It seems obvious, but make sure you LIKE this restaurant and type of food. The Daughter asked if there was dairy in the fajitas and requested no bell peppers and a "sparkling water". If these are your requirements, maybe you want to reconsider choosing Mexican. If you're not happy, you'll be that much more sensitive to any small embarrassing gesture your OOTP makes, and you'll deprive your OOTP of feeling like they took you out for a nice evening.

Go somewhere you know and like. DUH. And pick something neutral. Maybe this isn't the best time to introduce your parents to ethiopian food. The GI system of the OOTP moves in mysterious ways. Unless of course, your parents are cool, adventurous foodies who would expect nothing less. Either way, make an educated choice.

If the volume of your father's voice in public places makes you shrink in your seat, or if your mother's incessant questioning of the waitress to explain what aerated foie is makes you want to climb the walls, don't pick a place where these buttons will be ripe for the pushing (ie, wd-50). The Daughter was clearly so embarrassed by how much room her father took up and how loudly he was talking about the health of their dog back home, that I couldn't help but wonder WHY oh WHY they had picked such a tiny restaurant where her father's tortilla chip crumbs could easily sail across to the next table.


Pick a restaurant where you can spread out. Out of towners aren't as used to being crammed into small places as we NYers are. Make sure you have room to stretch and a bit of privacy in case your OOTPs start telling stories about the night you were conceived.

I'll leave you with a short list of restaurants I'd consider OOTP-friendly...

Blue Water Grill

Five Points
Rosa Mexicana
Hill Country
The Harrison
John's of Bleecker
Blue Smoke
West Bank
Uncle Nick's
Grand Sichuan
Shun Lee (or shun lee cafe)
The Mermaid Inn
P.J. Clarkes (Lincoln Center location)
Pig Heaven

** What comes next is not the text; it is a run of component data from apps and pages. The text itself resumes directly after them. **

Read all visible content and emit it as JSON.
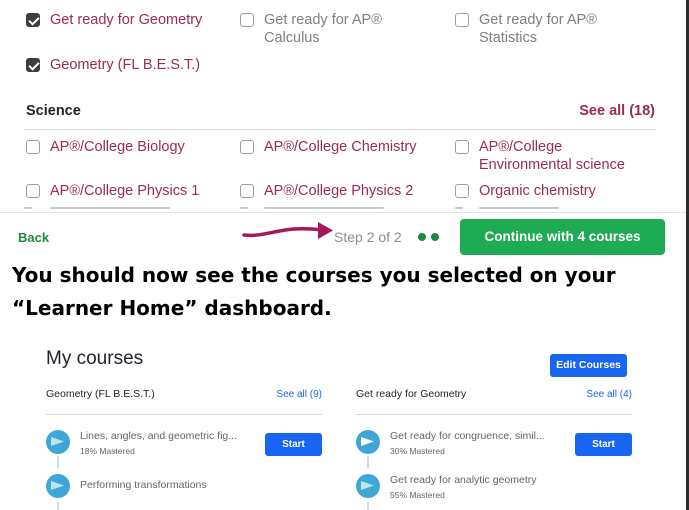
{
  "top_checkboxes": [
    {
      "label": "Get ready for Geometry",
      "checked": true
    },
    {
      "label": "Get ready for AP®\nCalculus",
      "checked": false
    },
    {
      "label": "Get ready for AP®\nStatistics",
      "checked": false
    },
    {
      "label": "Geometry (FL B.E.S.T.)",
      "checked": true
    }
  ],
  "science": {
    "heading": "Science",
    "see_all": "See all (18)",
    "items": [
      {
        "label": "AP®/College Biology",
        "checked": false
      },
      {
        "label": "AP®/College Chemistry",
        "checked": false
      },
      {
        "label": "AP®/College\nEnvironmental science",
        "checked": false
      },
      {
        "label": "AP®/College Physics 1",
        "checked": false
      },
      {
        "label": "AP®/College Physics 2",
        "checked": false
      },
      {
        "label": "Organic chemistry",
        "checked": false
      }
    ]
  },
  "footer": {
    "back_label": "Back",
    "step_label": "Step 2 of 2",
    "continue_label": "Continue with 4 courses"
  },
  "caption": "You should now see the courses you selected on your “Learner Home” dashboard.",
  "my_courses": {
    "title": "My courses",
    "edit_label": "Edit Courses",
    "cards": [
      {
        "title": "Geometry (FL B.E.S.T.)",
        "see_all": "See all (9)",
        "units": [
          {
            "name": "Lines, angles, and geometric fig...",
            "mastery": "18% Mastered",
            "action": "Start"
          },
          {
            "name": "Performing transformations",
            "mastery": "",
            "action": ""
          }
        ]
      },
      {
        "title": "Get ready for Geometry",
        "see_all": "See all (4)",
        "units": [
          {
            "name": "Get ready for congruence, simil...",
            "mastery": "30% Mastered",
            "action": "Start"
          },
          {
            "name": "Get ready for analytic geometry",
            "mastery": "55% Mastered",
            "action": ""
          }
        ]
      }
    ]
  },
  "colors": {
    "course_link": "#9c2a56",
    "primary_green": "#1fab54",
    "primary_blue": "#1865f2",
    "arrow": "#a3195b"
  }
}
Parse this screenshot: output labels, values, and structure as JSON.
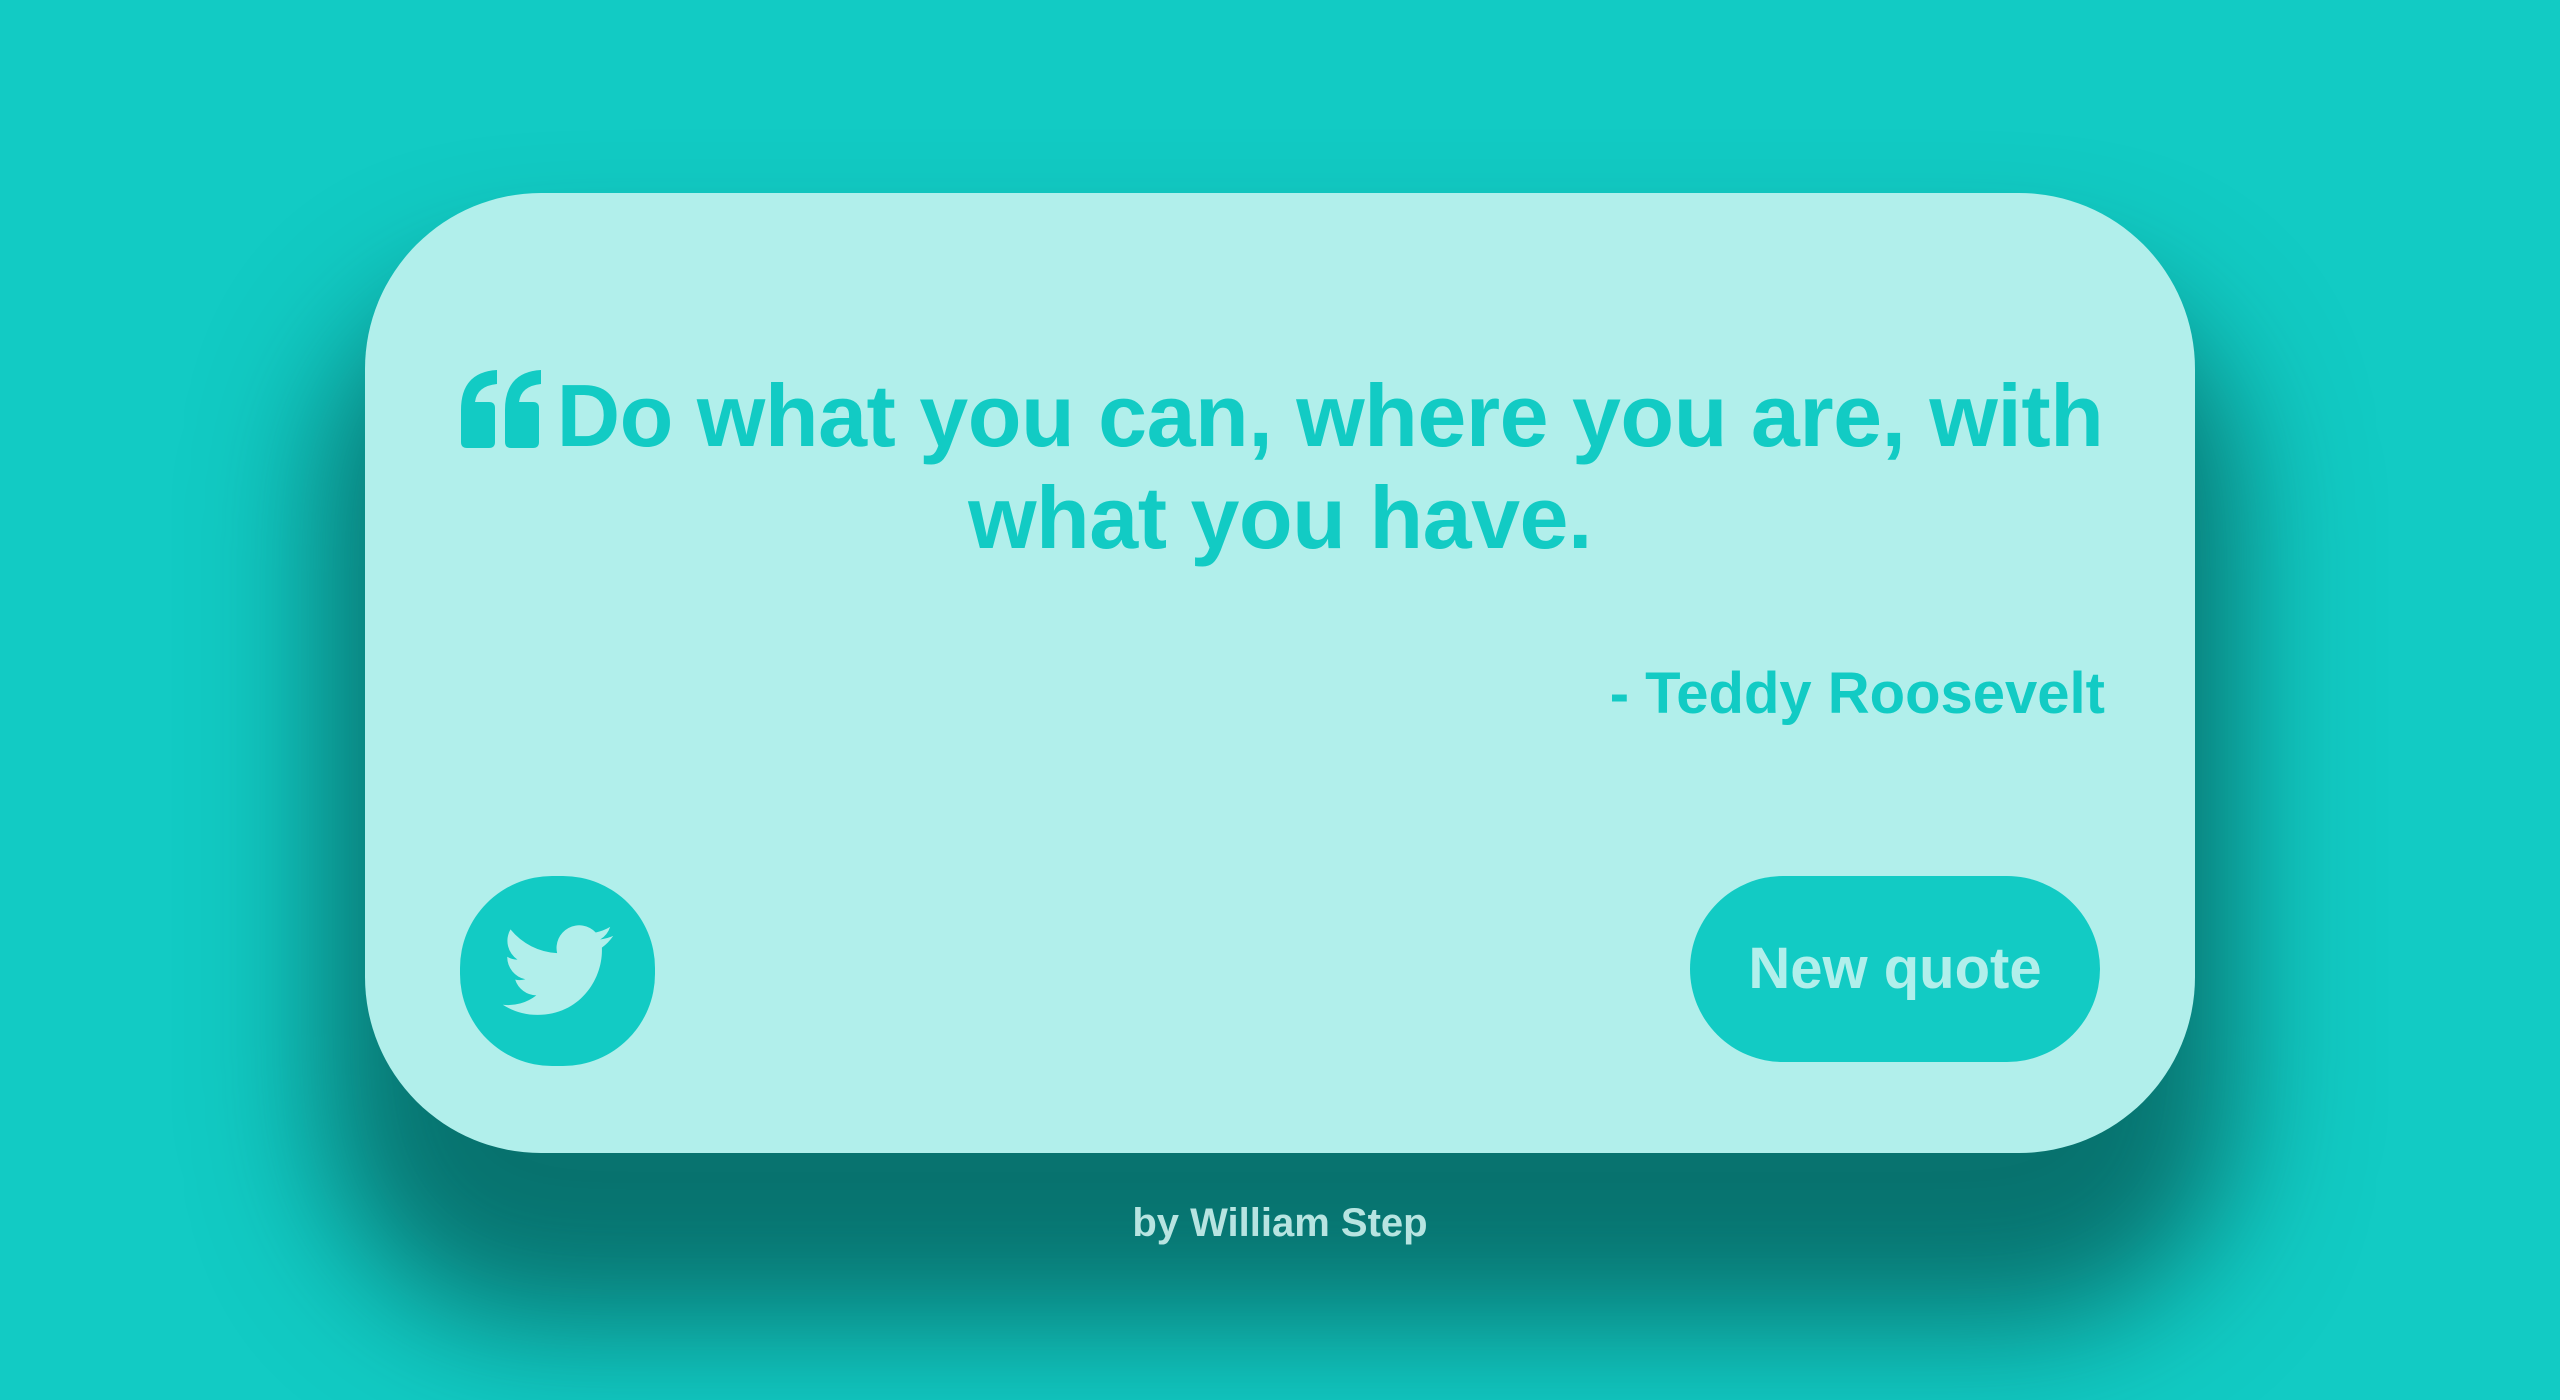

Things to avoid: dress codes, places that don't take reservations (waiting 30 mintes with hungry OOTPs is a bad thing), high noise levels (or super quiet spots), cash-only policies, very low lighting, and tapas.

Any good suggestions I'm missing?

I'd like to think we're great at picking parent-friendly restaurants for our family dinners, though we have hit a couple of duds. Let the story of the OOTD at Tortilla Flats on a stormy night be a cautionary tale for all of us. I can only hope the poor guy downed his margarita and hopped in a cab back to the hotel for some quality pay-per-view. And that next time they go with something in midtown.


The Mouse